38. Gomes NP, Bjerke G, Llorente B, Szostek SA, Emerson BM, Espinosa JM. Gene-specific requirement for P-TEFb activity and RNA polymerase II phosphorylation within the p53 transcriptional program. Genes & Development. 2006; 20: 601-612.
39. R Core Team. R: A language and environment for statistical computing. R Foundation for Statistical Computing, Vienna, Austria.
40. Ritchie ME, Phipson B, Wu D, Hu Y, Law CW, Shi W, Smyth GK. limma powers differential expression analyses for RNA-sequencing and microarray studies. Nucleic Acids Research. 2015; 43: e47.
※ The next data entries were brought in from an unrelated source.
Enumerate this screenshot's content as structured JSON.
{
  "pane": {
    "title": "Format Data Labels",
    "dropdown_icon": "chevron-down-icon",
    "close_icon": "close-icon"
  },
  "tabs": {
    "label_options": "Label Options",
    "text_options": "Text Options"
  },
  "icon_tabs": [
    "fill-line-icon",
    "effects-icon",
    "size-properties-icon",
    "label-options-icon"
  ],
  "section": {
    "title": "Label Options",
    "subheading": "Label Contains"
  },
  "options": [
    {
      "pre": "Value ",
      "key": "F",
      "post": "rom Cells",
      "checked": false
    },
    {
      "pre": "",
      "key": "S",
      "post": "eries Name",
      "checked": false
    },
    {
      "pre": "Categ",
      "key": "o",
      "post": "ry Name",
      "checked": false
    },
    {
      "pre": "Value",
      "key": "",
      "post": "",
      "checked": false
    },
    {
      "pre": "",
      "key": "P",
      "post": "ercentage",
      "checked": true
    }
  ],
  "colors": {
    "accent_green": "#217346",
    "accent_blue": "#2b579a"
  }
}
41. Warnes G, Bolker B, Bonebakker L, Gentleman R, Huber W, Liaw A, Lumley T, Maechler M, Magnusson A, Moeller S, Schwartz M, Venables B. gplots: Various R Programming Tools for Plotting Data. R package version 3.0.1.
42. Chou TC. Drug combination studies and their synergy quantification using the Chou-Talalay method. Cancer Research. 2010; 70: 440-446.
All site content, except where otherwise noted, is licensed under a Creative Commons Attribution 3.0 License.